In the Washington City Paper, Dan Savage has his own column entitled “Savage Love” in which he responds to posts from the DC community. In this specific installment of Savage Love, Dan is contacted by a gay, high school boy with concerns regarding sex and sex education. In the article, the boy writes:

“[My boyfriend and I], we had sex education in our schools, but they didn’t cover gay sex” (Savage).

This aspect of neglect in the field of sex education angers me too, so I kept on reading.

I tried to talk to my mom about gay sex, and all she said was ‘please use condoms.’ We tried and we used condoms, but I think we must be doing something wrong because we can’t do it. We are ready to start having real gay sex – and we are frustrated and feel like failures as gay men.
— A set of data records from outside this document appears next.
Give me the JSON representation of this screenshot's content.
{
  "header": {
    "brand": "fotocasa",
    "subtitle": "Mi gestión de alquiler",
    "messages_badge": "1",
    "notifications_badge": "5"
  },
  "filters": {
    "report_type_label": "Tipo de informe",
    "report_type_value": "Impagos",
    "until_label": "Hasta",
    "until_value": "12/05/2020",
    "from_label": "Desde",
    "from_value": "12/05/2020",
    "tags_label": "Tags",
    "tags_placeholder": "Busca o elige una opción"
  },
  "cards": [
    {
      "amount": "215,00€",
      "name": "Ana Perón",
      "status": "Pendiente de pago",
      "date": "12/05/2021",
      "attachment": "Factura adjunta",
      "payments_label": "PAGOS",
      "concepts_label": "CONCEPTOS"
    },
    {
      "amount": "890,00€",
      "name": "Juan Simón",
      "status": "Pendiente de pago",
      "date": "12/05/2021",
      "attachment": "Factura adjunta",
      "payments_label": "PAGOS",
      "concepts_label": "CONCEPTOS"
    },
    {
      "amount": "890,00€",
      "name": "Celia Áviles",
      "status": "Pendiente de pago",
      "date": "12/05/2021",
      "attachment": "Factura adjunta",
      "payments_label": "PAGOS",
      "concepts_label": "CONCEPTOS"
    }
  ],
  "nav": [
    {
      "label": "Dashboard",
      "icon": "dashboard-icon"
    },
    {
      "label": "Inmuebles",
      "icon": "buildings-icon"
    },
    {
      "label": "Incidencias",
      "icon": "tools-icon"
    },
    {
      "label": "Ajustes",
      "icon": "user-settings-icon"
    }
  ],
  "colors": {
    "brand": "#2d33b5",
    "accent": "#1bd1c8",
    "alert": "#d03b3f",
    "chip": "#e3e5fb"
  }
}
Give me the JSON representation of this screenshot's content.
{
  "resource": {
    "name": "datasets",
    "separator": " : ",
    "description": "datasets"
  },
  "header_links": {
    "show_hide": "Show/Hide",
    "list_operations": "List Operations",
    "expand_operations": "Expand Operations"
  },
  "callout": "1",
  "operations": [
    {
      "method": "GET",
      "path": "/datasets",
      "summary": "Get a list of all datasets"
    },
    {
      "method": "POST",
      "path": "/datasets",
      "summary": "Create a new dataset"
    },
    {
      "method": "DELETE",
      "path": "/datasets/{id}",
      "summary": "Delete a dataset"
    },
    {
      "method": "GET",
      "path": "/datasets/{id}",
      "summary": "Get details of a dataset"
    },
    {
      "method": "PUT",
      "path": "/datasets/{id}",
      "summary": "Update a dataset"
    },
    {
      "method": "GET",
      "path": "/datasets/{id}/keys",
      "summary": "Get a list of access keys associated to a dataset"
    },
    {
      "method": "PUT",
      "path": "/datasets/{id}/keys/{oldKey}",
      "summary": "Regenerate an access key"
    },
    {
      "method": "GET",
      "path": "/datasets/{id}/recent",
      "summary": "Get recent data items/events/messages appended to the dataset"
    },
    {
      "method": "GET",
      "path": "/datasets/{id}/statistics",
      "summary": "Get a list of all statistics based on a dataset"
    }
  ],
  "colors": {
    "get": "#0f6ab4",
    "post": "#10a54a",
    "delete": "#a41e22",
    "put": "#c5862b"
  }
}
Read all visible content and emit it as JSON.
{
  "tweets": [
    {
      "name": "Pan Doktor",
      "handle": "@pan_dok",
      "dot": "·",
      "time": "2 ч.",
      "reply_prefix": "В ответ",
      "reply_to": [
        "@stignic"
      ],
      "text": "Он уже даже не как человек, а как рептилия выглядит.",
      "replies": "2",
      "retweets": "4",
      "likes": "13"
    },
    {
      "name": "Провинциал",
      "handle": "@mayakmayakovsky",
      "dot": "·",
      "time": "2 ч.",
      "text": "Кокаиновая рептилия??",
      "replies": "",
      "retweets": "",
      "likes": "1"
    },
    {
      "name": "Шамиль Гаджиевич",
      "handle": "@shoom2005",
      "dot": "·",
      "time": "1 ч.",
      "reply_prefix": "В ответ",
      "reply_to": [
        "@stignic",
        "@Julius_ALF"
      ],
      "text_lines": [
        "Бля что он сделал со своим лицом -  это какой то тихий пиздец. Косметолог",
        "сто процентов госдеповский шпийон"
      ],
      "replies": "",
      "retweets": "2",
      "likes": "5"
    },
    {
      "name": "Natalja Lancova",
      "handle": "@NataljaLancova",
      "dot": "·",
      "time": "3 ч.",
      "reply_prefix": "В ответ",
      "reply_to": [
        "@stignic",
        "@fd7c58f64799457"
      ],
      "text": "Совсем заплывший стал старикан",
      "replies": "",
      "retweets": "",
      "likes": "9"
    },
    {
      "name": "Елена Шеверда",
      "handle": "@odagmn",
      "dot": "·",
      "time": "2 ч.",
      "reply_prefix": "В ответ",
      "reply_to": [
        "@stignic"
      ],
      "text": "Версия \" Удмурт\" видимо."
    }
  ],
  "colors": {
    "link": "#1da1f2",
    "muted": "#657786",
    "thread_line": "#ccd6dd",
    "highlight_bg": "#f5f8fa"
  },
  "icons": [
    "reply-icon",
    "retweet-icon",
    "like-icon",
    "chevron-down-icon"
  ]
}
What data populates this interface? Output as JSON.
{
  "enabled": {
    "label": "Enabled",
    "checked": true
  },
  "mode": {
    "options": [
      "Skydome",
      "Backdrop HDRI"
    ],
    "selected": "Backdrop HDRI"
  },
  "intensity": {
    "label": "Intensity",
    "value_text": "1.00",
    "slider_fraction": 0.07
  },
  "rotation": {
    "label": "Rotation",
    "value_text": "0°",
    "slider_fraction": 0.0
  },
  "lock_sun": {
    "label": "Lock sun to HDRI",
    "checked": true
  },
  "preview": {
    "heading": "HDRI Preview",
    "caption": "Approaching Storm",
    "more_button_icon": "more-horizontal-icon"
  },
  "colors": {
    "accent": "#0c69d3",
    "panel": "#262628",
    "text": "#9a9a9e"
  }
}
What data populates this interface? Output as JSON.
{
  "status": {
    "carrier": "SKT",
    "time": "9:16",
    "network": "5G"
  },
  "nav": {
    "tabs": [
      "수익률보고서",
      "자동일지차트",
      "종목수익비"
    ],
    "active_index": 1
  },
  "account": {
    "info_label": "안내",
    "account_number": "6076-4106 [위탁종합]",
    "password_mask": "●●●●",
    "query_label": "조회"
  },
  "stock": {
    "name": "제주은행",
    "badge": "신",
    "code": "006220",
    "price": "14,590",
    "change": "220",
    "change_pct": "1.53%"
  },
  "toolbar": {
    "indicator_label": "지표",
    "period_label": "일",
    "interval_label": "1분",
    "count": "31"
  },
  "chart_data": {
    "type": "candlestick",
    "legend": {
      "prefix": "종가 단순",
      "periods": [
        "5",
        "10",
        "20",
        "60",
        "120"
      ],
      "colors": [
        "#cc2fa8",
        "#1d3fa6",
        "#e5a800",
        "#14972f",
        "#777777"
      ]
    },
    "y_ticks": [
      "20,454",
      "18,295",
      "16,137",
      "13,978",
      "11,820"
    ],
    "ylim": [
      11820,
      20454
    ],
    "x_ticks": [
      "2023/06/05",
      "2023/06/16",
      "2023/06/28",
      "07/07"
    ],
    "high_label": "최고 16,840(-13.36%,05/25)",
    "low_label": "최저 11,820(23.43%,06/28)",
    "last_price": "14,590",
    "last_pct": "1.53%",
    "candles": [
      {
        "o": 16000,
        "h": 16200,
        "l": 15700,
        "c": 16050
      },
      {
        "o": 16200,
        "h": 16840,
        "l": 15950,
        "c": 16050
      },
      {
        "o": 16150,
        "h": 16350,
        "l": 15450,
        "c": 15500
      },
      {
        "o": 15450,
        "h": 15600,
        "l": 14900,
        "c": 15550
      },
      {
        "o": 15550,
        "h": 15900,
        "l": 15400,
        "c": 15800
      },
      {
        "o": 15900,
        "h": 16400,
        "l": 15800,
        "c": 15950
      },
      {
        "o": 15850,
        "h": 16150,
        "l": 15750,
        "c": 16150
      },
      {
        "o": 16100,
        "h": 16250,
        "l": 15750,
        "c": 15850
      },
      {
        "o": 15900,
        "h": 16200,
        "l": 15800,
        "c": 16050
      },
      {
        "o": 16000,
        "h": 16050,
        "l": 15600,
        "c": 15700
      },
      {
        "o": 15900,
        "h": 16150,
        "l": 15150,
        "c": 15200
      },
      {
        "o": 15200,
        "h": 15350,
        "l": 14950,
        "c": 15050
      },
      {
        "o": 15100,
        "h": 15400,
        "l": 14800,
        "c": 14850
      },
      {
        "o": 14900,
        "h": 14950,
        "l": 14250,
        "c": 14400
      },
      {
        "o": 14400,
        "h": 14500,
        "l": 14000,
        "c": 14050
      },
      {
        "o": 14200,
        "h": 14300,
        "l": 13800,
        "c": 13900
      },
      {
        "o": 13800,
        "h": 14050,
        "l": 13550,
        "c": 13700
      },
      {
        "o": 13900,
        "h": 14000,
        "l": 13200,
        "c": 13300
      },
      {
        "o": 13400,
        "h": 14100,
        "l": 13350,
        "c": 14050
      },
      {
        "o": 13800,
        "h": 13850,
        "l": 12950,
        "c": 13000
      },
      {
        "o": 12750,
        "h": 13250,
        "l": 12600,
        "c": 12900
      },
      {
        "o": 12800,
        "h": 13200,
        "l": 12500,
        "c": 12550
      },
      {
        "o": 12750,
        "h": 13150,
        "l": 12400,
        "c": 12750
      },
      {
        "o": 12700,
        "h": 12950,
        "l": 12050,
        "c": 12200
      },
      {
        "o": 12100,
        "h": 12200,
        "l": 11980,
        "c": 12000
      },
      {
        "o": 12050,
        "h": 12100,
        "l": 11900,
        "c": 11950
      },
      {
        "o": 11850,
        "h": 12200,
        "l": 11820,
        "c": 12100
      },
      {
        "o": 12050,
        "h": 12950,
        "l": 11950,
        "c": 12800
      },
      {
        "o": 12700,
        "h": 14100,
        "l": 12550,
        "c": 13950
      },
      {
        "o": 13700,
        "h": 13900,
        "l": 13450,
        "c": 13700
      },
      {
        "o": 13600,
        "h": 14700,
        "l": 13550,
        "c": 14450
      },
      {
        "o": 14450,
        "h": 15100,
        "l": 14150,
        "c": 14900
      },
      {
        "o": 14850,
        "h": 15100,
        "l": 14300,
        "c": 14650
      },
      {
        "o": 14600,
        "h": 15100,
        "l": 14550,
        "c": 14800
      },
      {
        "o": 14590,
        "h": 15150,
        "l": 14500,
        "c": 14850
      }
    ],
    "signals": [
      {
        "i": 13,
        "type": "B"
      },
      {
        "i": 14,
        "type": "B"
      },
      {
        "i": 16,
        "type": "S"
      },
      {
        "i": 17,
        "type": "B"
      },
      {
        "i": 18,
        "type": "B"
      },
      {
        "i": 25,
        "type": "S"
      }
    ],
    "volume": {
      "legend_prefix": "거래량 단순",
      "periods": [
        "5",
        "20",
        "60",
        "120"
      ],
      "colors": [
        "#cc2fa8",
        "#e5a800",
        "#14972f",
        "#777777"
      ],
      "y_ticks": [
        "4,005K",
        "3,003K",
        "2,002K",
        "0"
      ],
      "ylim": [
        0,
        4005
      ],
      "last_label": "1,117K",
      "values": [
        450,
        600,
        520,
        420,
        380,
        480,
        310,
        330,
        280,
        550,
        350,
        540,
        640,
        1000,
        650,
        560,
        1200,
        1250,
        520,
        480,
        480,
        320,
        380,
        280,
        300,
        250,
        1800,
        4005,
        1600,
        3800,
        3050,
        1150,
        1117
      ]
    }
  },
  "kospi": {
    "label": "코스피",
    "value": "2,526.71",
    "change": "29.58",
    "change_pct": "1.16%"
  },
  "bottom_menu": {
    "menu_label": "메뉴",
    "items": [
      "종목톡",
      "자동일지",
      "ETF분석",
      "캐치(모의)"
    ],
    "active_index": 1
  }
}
Any advice?” (Savage).

From this excerpt of the boy’s letter to Dan, I gather that there is not nearly enough emphasis on homosexual intercourse in schools and at home. While this is still a taboo conversation, it is a necessity to start including some resources for those who are involved in gay relations to be safe during intercourse. Especially at home, parents should be a helpful resource for their children, not a rut.

Dan Savage, a gay rights activist and sex educator in his own way, shines light on the subject to help this young boy and provide him the resources he needs. Dan shares that there are many ways as a gay couple that he and his boyfriend can get off together – mutual masturbation, oral sex, frottage, etc (Savage). Overall, Dan’s column must serve as a great tool to educate about sexuality in a simple manner: through the city paper.

In the future, I hope that this boy finds more easily accessible resources to get the answer to his question, as I’m sure there were millions of boys who wrote and didn’t get any response from Dan Savage in this column. The future of sex education will hopefully include gay relations and safe sex for all types of relationships. In addition, the means to obtain such information will hopefully be more widespread and Dan Savage will pave the way for sex educators alike to share their knowledge with those who know less.

 

 

Works Cited:

Savage, Dan. “Are “Desensitizing Anal Wipes” Dangerous?” Washington City Paper. Web. 19 Apr. 2012.